- The drawings from the office of Sir John Soane
Pink wash on the plan indicates proposed building work. Soane's design shows the entrance vestibule altered to have columns framing a square centre, and the walls thickened and blind doors introduced to enforce a symmetry within the space. A staircase spans the back wall of the entrance hall. The rear nine-bay elevation has two two-storey ranges linked by a single-storey range in the centre. This low middle range not only breaks up the elevation but also allows for first-storey windows shedding into the stairwell.
The proposed offices are on axis with the house and surrounding a semicircular court. As shown in the elevation, the offices are one storey and partly obscured by a curving screen wall. The elevation is made symmetrical by a brick wall extending to the west and terminating in a pavilion. A greenhouse and garden room are included to the west, and an ice house is proposed. Pencil alterations to the drawing show a round-headed entrance in the garden wall.
Sir John Soane's collection includes some 30,000 architectural, design and topographical drawings which is a very important resource for scholars worldwide. His was the first architect’s collection to attempt to preserve the best in design for the architectural profession in the future, and it did so by assembling as exemplars surviving drawings by great Renaissance masters and by the leading architects in Britain in the 17th and 18th centuries and his near contemporaries such as Sir William Chambers, Robert Adam and George Dance the Younger. These drawings sit side by side with 9,000 drawings in Soane’s own hand or those of the pupils in his office, covering his early work as a student, his time in Italy and the drawings produced in the course of his architectural practice from 1780 until the 1830s.

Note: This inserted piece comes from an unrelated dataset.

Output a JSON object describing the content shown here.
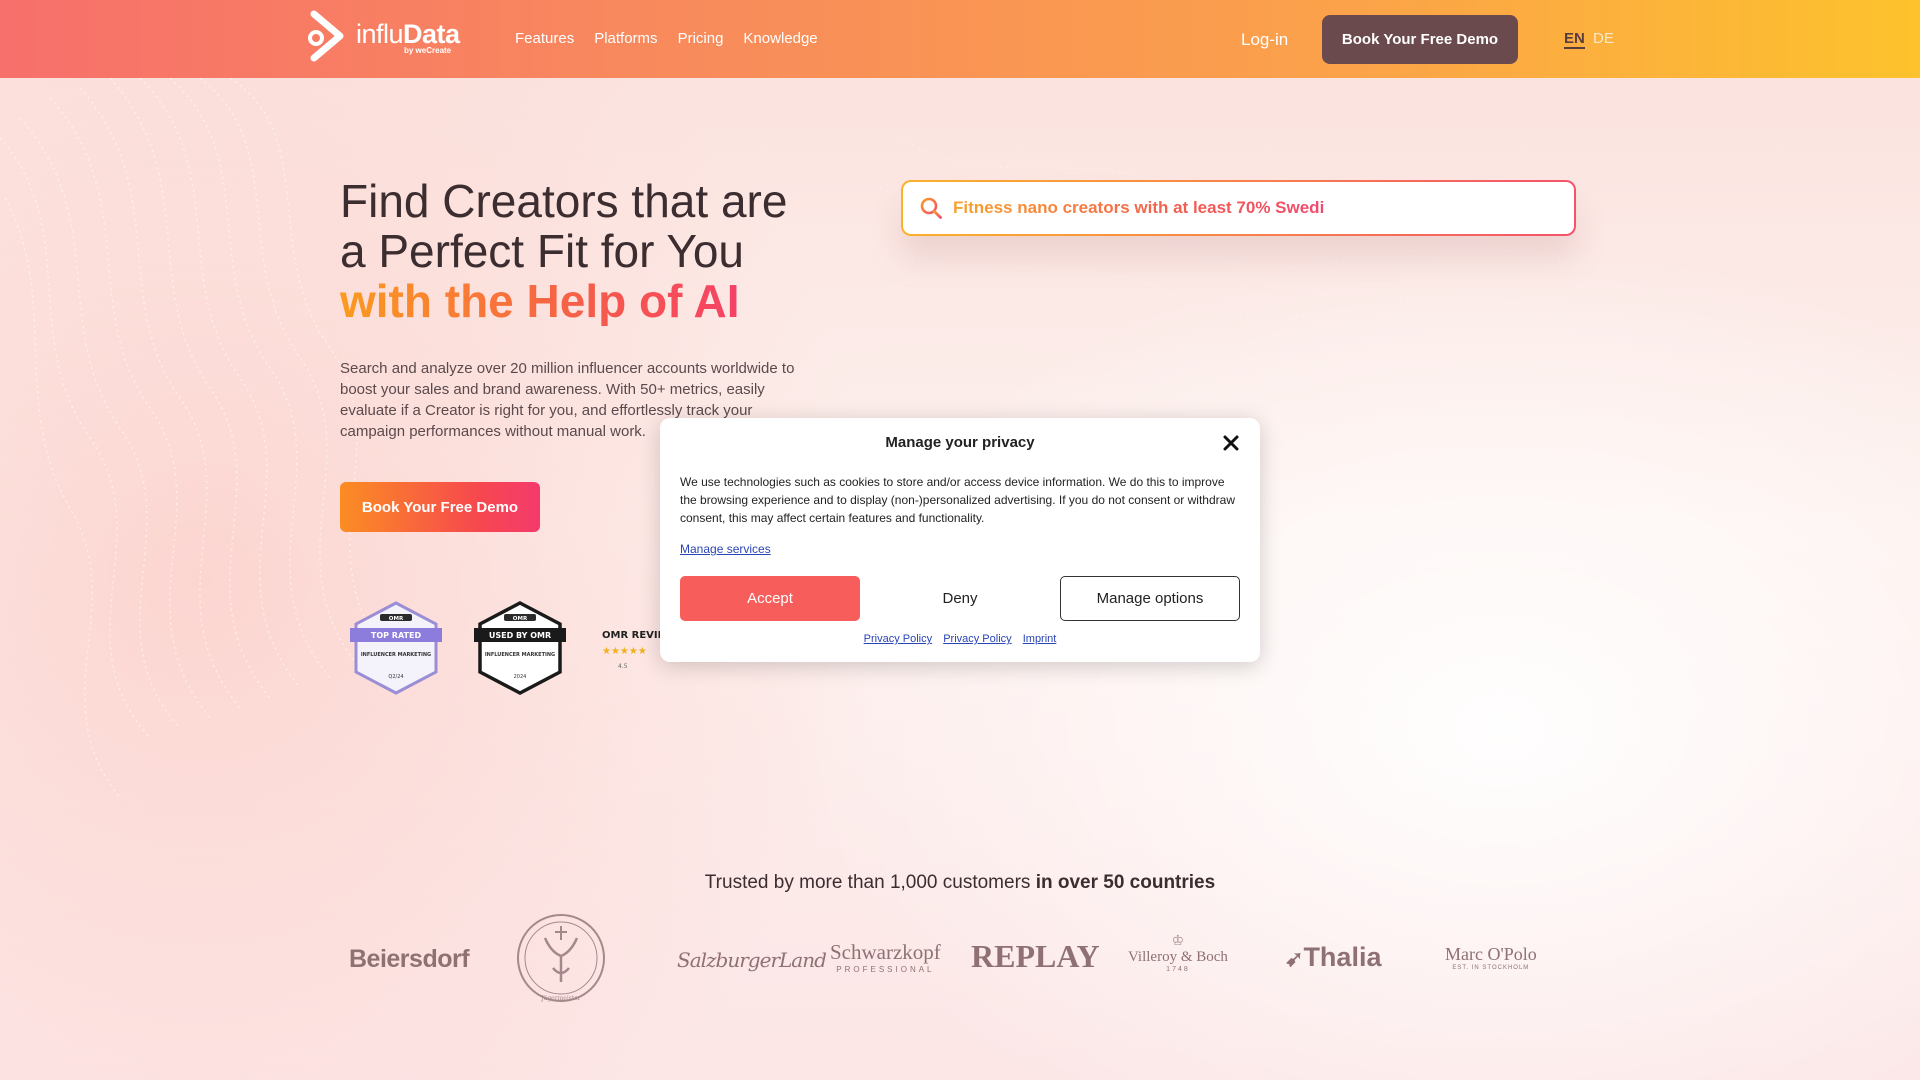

Browse (via the vertical menu to the left) and search results for Drawings include a mixture of Concise catalogue records – drawn from an outline list of the collection – and fuller records where drawings have been catalogued in more detail (an ongoing process).